If you are just dust in the wind, and so is all of mankind, whether you live like a serf of others or a serf only of yourself is just as irrelevant. Or if not, why so?

Bret said...

Clovis,

Objectively, it doesn't matter at all.

Subjectively, it makes a huge difference to each individual, both in living their own life and being able to impose by force their agenda on others.

Clovis e Adri said...

Bret,

So if a large enough mumber of fellow humans get more fullfillment by imposing their agenda on others, whatever that means, we can argue that it maximizes happiness in subjective terms, so there you have it: Why shoudn't they?

Bret said...

Clovis,

I don't think I'm making a utilitarian argument here. If anything, it's the opposite.

On the other hand, history is full of groups of humans imposing on others if the costs of imposing aren't too high. Might makes right and all that.

Howard said...

erp,

Just for you: more vaccination fun

Bret,

Even if Clovis is not being too cute, he would be misapplying utility theory.

Peter,

There is no answer to Bret's challenge without some reference to a teleological underpinning to existence.

Keep that one handy for an upcoming post.

Harry Eagar said...

I would not want to be a private in Bret's army. Not in combat, anyway.

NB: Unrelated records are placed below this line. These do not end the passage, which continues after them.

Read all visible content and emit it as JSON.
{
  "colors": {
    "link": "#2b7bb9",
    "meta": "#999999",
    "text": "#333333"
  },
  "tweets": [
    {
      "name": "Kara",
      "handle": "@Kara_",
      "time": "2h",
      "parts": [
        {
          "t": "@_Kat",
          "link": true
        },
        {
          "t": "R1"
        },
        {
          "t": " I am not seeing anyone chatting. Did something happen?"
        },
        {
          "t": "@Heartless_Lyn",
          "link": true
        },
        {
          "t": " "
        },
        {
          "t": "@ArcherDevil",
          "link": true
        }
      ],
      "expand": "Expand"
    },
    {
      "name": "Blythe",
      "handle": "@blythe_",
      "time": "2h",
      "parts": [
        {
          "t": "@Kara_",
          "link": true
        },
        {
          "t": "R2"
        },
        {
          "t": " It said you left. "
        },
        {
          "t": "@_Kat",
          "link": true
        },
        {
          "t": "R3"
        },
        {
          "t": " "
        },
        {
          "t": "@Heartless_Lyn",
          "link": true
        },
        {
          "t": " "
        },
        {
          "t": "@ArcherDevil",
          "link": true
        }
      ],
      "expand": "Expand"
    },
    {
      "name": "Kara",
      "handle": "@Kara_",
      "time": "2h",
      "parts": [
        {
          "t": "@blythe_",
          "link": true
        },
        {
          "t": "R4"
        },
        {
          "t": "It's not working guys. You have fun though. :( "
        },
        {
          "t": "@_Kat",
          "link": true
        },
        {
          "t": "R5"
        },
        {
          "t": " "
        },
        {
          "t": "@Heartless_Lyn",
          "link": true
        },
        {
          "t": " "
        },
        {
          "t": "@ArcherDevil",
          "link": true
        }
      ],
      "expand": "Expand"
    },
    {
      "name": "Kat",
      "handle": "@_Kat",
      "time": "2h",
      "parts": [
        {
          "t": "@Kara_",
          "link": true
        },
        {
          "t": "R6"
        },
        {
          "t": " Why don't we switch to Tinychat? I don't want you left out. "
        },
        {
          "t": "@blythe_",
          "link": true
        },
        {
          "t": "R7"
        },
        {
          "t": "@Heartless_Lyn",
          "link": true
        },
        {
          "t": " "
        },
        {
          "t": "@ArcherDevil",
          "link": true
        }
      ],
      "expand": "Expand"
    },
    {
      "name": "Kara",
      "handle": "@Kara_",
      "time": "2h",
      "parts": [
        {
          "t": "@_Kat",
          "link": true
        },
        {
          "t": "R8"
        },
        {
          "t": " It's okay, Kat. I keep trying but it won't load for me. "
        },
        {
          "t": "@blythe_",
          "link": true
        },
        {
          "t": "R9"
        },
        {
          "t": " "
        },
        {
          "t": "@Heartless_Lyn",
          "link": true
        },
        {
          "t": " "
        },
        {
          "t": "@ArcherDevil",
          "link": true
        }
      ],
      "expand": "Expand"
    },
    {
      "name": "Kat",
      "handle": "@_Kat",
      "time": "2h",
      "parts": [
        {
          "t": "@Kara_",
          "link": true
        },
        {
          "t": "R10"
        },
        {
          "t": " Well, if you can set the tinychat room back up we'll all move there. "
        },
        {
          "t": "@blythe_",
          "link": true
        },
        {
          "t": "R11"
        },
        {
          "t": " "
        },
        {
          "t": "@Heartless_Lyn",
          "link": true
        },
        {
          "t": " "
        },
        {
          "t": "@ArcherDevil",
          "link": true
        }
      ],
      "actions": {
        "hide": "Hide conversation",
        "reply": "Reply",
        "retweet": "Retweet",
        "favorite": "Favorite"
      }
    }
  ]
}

This is an odd sort of declaration of war against religion; not one that I would endorse but if effective, welcome anyway.